While others are excited about daylight savings time, I'm still trying to figure out the new routine. Having a toddler and running a horse sanctuary is a bit tough. I wouldn't trade it for the world, but the balancing act is a little rough some days.
With daylight savings time, I tried a new routine (i.e., I'd wait until I'd put my son to bed an then go outside). Unfortunately, by that time, it was already dark. Going to have to come up with a different routine. I'd also decided that with the warmer weather, Junior and Bo don't need to be stalled every night if I can get them grain early enough in the evening.
So I finally went out last night after dark to do chores.

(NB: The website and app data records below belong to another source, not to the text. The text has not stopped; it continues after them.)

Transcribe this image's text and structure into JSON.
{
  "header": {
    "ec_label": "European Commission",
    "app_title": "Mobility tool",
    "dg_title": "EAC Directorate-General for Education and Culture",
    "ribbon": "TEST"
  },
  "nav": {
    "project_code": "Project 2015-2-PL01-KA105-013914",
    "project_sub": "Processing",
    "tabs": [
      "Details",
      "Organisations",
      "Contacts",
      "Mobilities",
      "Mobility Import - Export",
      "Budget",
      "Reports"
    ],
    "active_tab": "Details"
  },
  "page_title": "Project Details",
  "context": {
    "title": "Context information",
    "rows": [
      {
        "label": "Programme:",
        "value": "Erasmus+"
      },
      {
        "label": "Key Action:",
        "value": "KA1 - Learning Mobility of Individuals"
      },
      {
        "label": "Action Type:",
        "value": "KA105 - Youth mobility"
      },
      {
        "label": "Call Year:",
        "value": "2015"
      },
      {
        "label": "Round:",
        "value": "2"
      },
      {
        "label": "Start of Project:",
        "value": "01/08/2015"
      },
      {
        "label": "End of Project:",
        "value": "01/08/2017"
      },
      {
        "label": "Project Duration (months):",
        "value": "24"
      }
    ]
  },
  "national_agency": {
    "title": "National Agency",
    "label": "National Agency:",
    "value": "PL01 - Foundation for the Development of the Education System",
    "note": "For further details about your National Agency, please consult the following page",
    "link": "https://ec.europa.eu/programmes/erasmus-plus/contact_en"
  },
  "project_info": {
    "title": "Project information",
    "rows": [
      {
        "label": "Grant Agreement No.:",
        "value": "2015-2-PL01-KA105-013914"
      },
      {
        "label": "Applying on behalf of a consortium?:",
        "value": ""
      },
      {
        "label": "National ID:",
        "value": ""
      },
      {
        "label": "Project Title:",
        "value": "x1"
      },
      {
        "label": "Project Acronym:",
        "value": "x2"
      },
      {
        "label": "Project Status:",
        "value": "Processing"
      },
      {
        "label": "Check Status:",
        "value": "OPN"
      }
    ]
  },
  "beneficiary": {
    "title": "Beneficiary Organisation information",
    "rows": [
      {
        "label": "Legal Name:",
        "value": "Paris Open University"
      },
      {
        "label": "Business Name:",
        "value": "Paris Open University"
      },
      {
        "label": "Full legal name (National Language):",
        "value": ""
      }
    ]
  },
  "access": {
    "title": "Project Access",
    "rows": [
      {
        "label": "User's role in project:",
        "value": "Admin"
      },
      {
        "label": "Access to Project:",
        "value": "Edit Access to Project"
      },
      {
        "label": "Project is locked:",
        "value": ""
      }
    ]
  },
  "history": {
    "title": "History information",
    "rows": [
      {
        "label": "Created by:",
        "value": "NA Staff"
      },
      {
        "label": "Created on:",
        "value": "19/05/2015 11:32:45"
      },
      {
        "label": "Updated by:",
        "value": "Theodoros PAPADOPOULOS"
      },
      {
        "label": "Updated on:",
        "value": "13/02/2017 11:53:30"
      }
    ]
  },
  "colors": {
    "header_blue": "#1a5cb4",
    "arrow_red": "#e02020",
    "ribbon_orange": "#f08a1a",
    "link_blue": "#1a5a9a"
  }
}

I was feeling sorry for myself because it was dark. Yes I was riding the pity train, but some days I'm allowed. I'd fed the ponies, mares/Ivan, and was getting hay ready for the big herd. Unfortunately, I had to break into a new bale and this one is another one of those awful bales. The hay is so fine and so thick that the baler can't chop it. It wouldn't be a big deal but trying to man handle a 3x3 sliver of hay that's anywhere from 2 inches to 4 inches thick is a little difficult. I have no idea the weight on these but they are HEAVY. I know, I know. I'm supposed to feed based on weight but these bales that have fine/course hay are hard to judge.
So I was man handling the bale last night and I just couldn't take it. After getting one sliver half of the way into the wagon (and having another sliver drag along behind AND having the wagon try to roll away), I just gave up and crumpled to the ground and started to bawl. (That's me hoping on the pity train.) But the minute my butt hit the ground, a gust of wind came in to the hay shed, rattle the roof and touched my cheek. What I didn't mention was that it was completely calm. There was no wind, or none that I could tell when I was out earlier feeding.
Some might think I'm crazy and some might think I'm insane (who wouldn't be to run a retirement farm in South Dakota). But it felt like someone was telling me to hop off that pity train and get to feeding those horses. I'm not overly superstitious but it was a very different feeling. It certainly wasn't scary. But all I wanted to do was sit down and cry for a good five minutes and I couldn't. So back to fighting the hay I went and got everyone fed.
When I was done feeding the horses, there was a very light breeze. Un-noticeable had I not had that odd wind just come in to the hay shed. And when I say odd, I mean odd. I was at the middle of the hay shed so it would take a huge gust of wind to get to where I was at.
So I'll leave it up to you if I'm crazy, simply exhausted, or had watching over me.